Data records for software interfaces
—————

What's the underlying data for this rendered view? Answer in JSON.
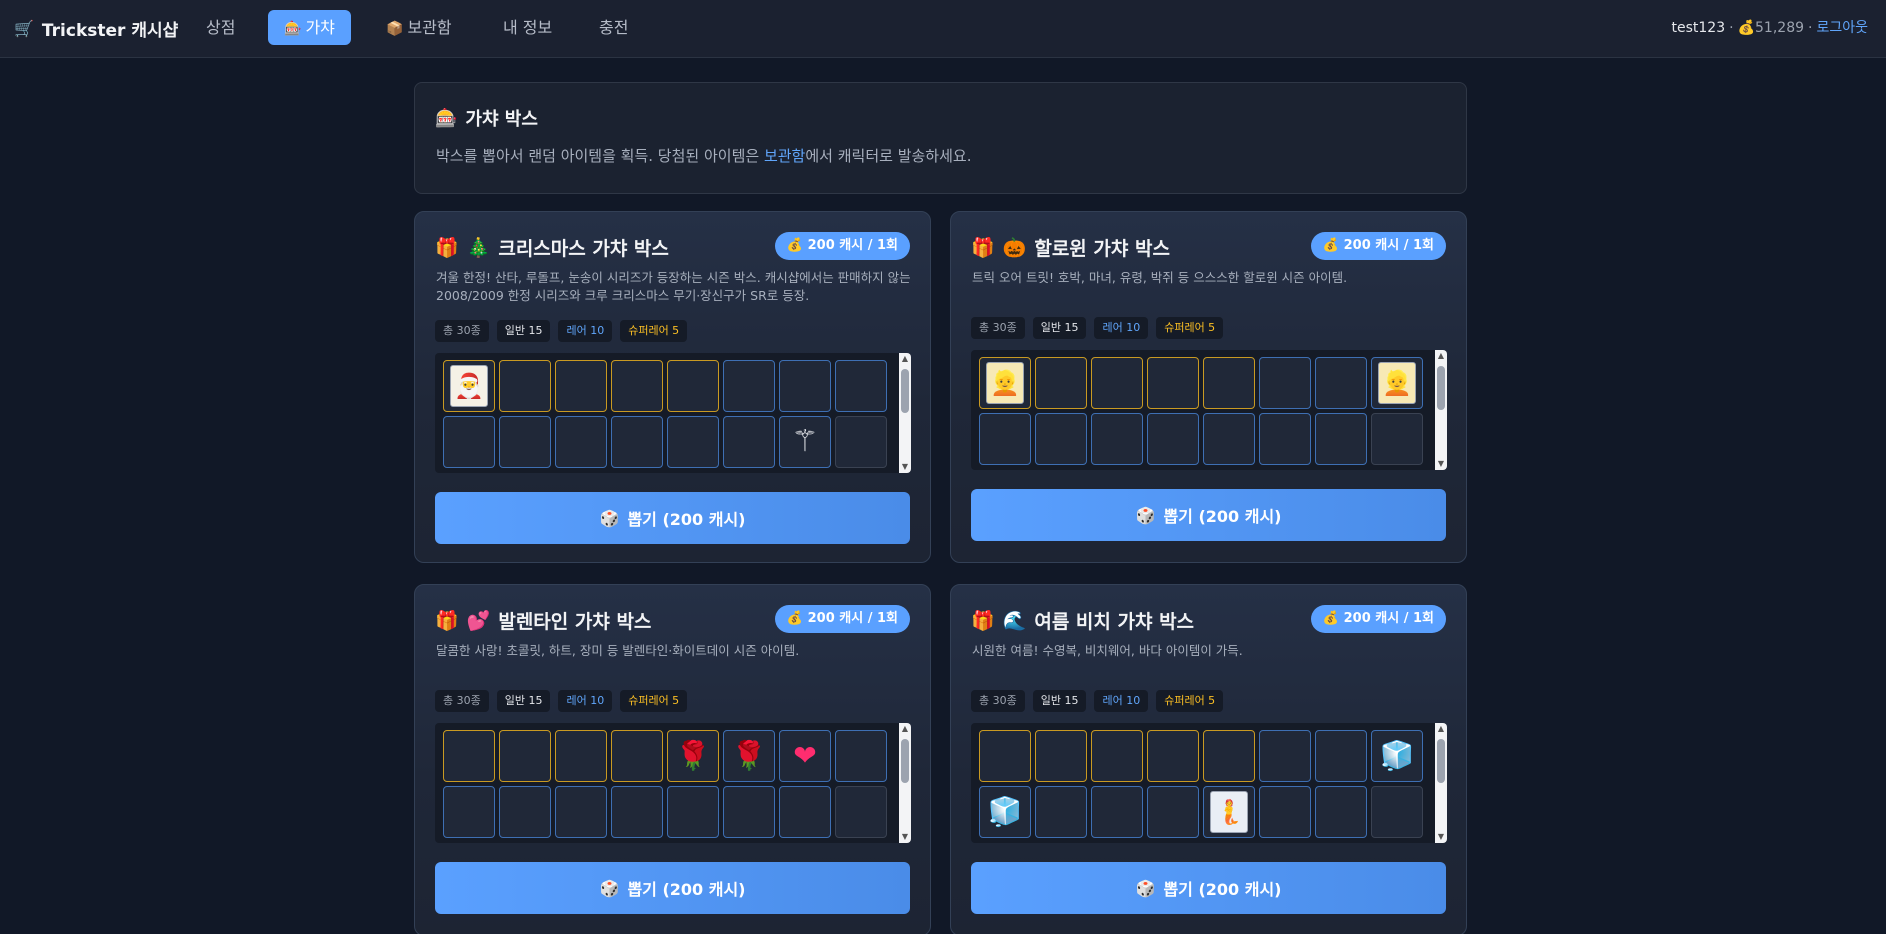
{
  "nav": {
    "brand_icon": "🛒",
    "brand": "Trickster 캐시샵",
    "items": [
      {
        "label": "상점",
        "icon": ""
      },
      {
        "label": "가챠",
        "icon": "🎰"
      },
      {
        "label": "보관함",
        "icon": "📦"
      },
      {
        "label": "내 정보",
        "icon": ""
      },
      {
        "label": "충전",
        "icon": ""
      }
    ],
    "active": "가챠"
  },
  "user": {
    "name": "test123",
    "cash_icon": "💰",
    "cash": "51,289",
    "logout": "로그아웃"
  },
  "intro": {
    "icon": "🎰",
    "title": "가챠 박스",
    "desc_before": "박스를 뽑아서 랜덤 아이템을 획득. 당첨된 아이템은 ",
    "desc_link": "보관함",
    "desc_after": "에서 캐릭터로 발송하세요."
  },
  "boxes": [
    {
      "gift_icon": "🎁",
      "theme_icon": "🎄",
      "title": "크리스마스 가챠 박스",
      "price": "💰 200 캐시 / 1회",
      "desc": "겨울 한정! 산타, 루돌프, 눈송이 시리즈가 등장하는 시즌 박스. 캐시샵에서는 판매하지 않는 2008/2009 한정 시리즈와 크루 크리스마스 무기·장신구가 SR로 등장.",
      "stats": {
        "total": "총 30종",
        "normal": "일반 15",
        "rare": "레어 10",
        "srare": "슈퍼레어 5"
      },
      "draw": "뽑기 (200 캐시)",
      "draw_icon": "🎲"
    },
    {
      "gift_icon": "🎁",
      "theme_icon": "🎃",
      "title": "할로윈 가챠 박스",
      "price": "💰 200 캐시 / 1회",
      "desc": "트릭 오어 트릿! 호박, 마녀, 유령, 박쥐 등 으스스한 할로윈 시즌 아이템.",
      "stats": {
        "total": "총 30종",
        "normal": "일반 15",
        "rare": "레어 10",
        "srare": "슈퍼레어 5"
      },
      "draw": "뽑기 (200 캐시)",
      "draw_icon": "🎲"
    },
    {
      "gift_icon": "🎁",
      "theme_icon": "💕",
      "title": "발렌타인 가챠 박스",
      "price": "💰 200 캐시 / 1회",
      "desc": "달콤한 사랑! 초콜릿, 하트, 장미 등 발렌타인·화이트데이 시즌 아이템.",
      "stats": {
        "total": "총 30종",
        "normal": "일반 15",
        "rare": "레어 10",
        "srare": "슈퍼레어 5"
      },
      "draw": "뽑기 (200 캐시)",
      "draw_icon": "🎲"
    },
    {
      "gift_icon": "🎁",
      "theme_icon": "🌊",
      "title": "여름 비치 가챠 박스",
      "price": "💰 200 캐시 / 1회",
      "desc": "시원한 여름! 수영복, 비치웨어, 바다 아이템이 가득.",
      "stats": {
        "total": "총 30종",
        "normal": "일반 15",
        "rare": "레어 10",
        "srare": "슈퍼레어 5"
      },
      "draw": "뽑기 (200 캐시)",
      "draw_icon": "🎲"
    }
  ],
  "colors": {
    "accent": "#5aa0ff",
    "background": "#111827",
    "super_rare_border": "#c99a22",
    "rare_border": "#3e6fb3"
  }
}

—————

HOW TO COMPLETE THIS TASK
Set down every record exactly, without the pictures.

SOLUTION TO THE PROBLEM
What's the underlying data for this rendered view? Answer in JSON.
{
  "nav": {
    "brand_icon": "🛒",
    "brand": "Trickster 캐시샵",
    "items": [
      {
        "label": "상점",
        "icon": ""
      },
      {
        "label": "가챠",
        "icon": "🎰"
      },
      {
        "label": "보관함",
        "icon": "📦"
      },
      {
        "label": "내 정보",
        "icon": ""
      },
      {
        "label": "충전",
        "icon": ""
      }
    ],
    "active": "가챠"
  },
  "user": {
    "name": "test123",
    "cash_icon": "💰",
    "cash": "51,289",
    "logout": "로그아웃"
  },
  "intro": {
    "icon": "🎰",
    "title": "가챠 박스",
    "desc_before": "박스를 뽑아서 랜덤 아이템을 획득. 당첨된 아이템은 ",
    "desc_link": "보관함",
    "desc_after": "에서 캐릭터로 발송하세요."
  },
  "boxes": [
    {
      "gift_icon": "🎁",
      "theme_icon": "🎄",
      "title": "크리스마스 가챠 박스",
      "price": "💰 200 캐시 / 1회",
      "desc": "겨울 한정! 산타, 루돌프, 눈송이 시리즈가 등장하는 시즌 박스. 캐시샵에서는 판매하지 않는 2008/2009 한정 시리즈와 크루 크리스마스 무기·장신구가 SR로 등장.",
      "stats": {
        "total": "총 30종",
        "normal": "일반 15",
        "rare": "레어 10",
        "srare": "슈퍼레어 5"
      },
      "draw": "뽑기 (200 캐시)",
      "draw_icon": "🎲"
    },
    {
      "gift_icon": "🎁",
      "theme_icon": "🎃",
      "title": "할로윈 가챠 박스",
      "price": "💰 200 캐시 / 1회",
      "desc": "트릭 오어 트릿! 호박, 마녀, 유령, 박쥐 등 으스스한 할로윈 시즌 아이템.",
      "stats": {
        "total": "총 30종",
        "normal": "일반 15",
        "rare": "레어 10",
        "srare": "슈퍼레어 5"
      },
      "draw": "뽑기 (200 캐시)",
      "draw_icon": "🎲"
    },
    {
      "gift_icon": "🎁",
      "theme_icon": "💕",
      "title": "발렌타인 가챠 박스",
      "price": "💰 200 캐시 / 1회",
      "desc": "달콤한 사랑! 초콜릿, 하트, 장미 등 발렌타인·화이트데이 시즌 아이템.",
      "stats": {
        "total": "총 30종",
        "normal": "일반 15",
        "rare": "레어 10",
        "srare": "슈퍼레어 5"
      },
      "draw": "뽑기 (200 캐시)",
      "draw_icon": "🎲"
    },
    {
      "gift_icon": "🎁",
      "theme_icon": "🌊",
      "title": "여름 비치 가챠 박스",
      "price": "💰 200 캐시 / 1회",
      "desc": "시원한 여름! 수영복, 비치웨어, 바다 아이템이 가득.",
      "stats": {
        "total": "총 30종",
        "normal": "일반 15",
        "rare": "레어 10",
        "srare": "슈퍼레어 5"
      },
      "draw": "뽑기 (200 캐시)",
      "draw_icon": "🎲"
    }
  ],
  "colors": {
    "accent": "#5aa0ff",
    "background": "#111827",
    "super_rare_border": "#c99a22",
    "rare_border": "#3e6fb3"
  }
}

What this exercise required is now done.